New York New York – Reported by Elite Traveler t

first_imgNew York, New York – Reported by Elite Traveler, the private jet lifestyle magazineOcean Sky, one of Europe’s fastest growing private aviation companies, announces a multi-million pound transformation of its private jet base (Fixed Base Operation / FBO) at London Luton Airport, giving it the ability to handle the anticipated rush of international passengers to London over the Olympics.The enlarged facilities will also include a luxurious passenger lounge, a new concierge service and seamless screening. On completion Ocean Sky will be able to handle three times as much business.Ocean Sky CEO Stephen Grimes comments ‘we are forecasting a significant increase in turnover at Luton following the new FBO’s opening. With space for up to 3o aircraft at any one time we will have the capacity in our first year to double our annual movements.’The new FBO will cater for all types of business aircraft from helicopters to long-range business jets.Grimes comments further ‘our diversified model covering ownership services, charter, sales and acquisition, interiors, engineering and handling protects us from fluctuations in the demand for private aviation travel. We are strongly committed to growth, which will see us expand our luxury offering to new locations in Europe and emerging territories.’By developing a state-of-the-art FBO at Luton, Ocean Sky will cement its position as a major player in the aviation market.The development is scheduled for completion late summer.www.oceansky.comlast_img read more

Researchers explore protonhopping mechanism to improve EV batteries

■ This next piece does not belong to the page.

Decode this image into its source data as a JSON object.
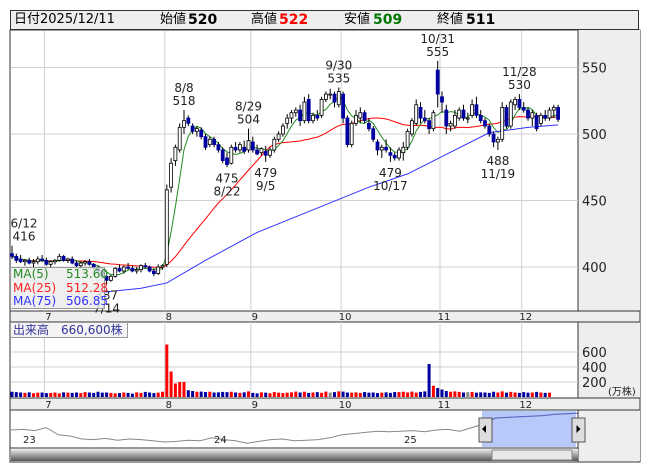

first_imgSource: Electric Vehicles Magazine Source: Oregon State University Researchers at Oregon State University have shown that a chemical mechanism known as proton-hopping may provide a new method of energy storage for EVs and other high-power applications.“Coming up with Faradaic electrodes that afford batteries energy density and capacitors power with excellent cycle life has been a big challenge. So far, most of the attention has been devoted to metal ions – starting with lithium and looking down the periodic table,” said lead researcher Xiulei (David) Ji.Instead, the researchers looked at proton-hopping, more formally known as the Grotthuss mechanism. It works when a an excess proton is introduced into a network of hydrogen bonds, such as water molecules. The proton will join the network and kick out a different proton. The newly displaced proton rejoins the network further down the line, and in turn kicks out a third proton, which kicks out a fourth, and so on. In this fashion, the proton moves all the way down the network.“The motion is like a Newton’s cradle: correlated local displacements lead to the long-range transport of protons, which is very different from metal-ion conduction in liquid electrolytes, where solvated ions diffuse long distances individually in the vehicular manner,” said researcher Xianyong Wu.The researchers conducted experiments to demonstrate that proton-hopping can create a highly efficient charging conduit, which could be useful for battery applications.“If this mechanism is installed in battery electrodes, the proton doesn’t have to squeeze through narrow orifices in crystal structures,” Ji explained. “If we design materials with the purpose of facilitating this kind of conduction, this conduit is so ready – we have this magic proton highway built in as part of the lattice.”Though promising, the research into proton-hopping batteries is still very preliminary.“Without the proper technology involving research by materials scientists and electrical engineers, this is all purely theoretical,” Ji said. “Can you have a sub-second charge or discharge of a battery chemistry? We theoretically demonstrated it, but to realize it in consumer devices, it could be a very long engineering journey. Right now the battery community focuses on lithium, sodium, and other metal ions, but protons are probably the most intriguing charge carriers with vast unknown potentials to realize.”last_img read more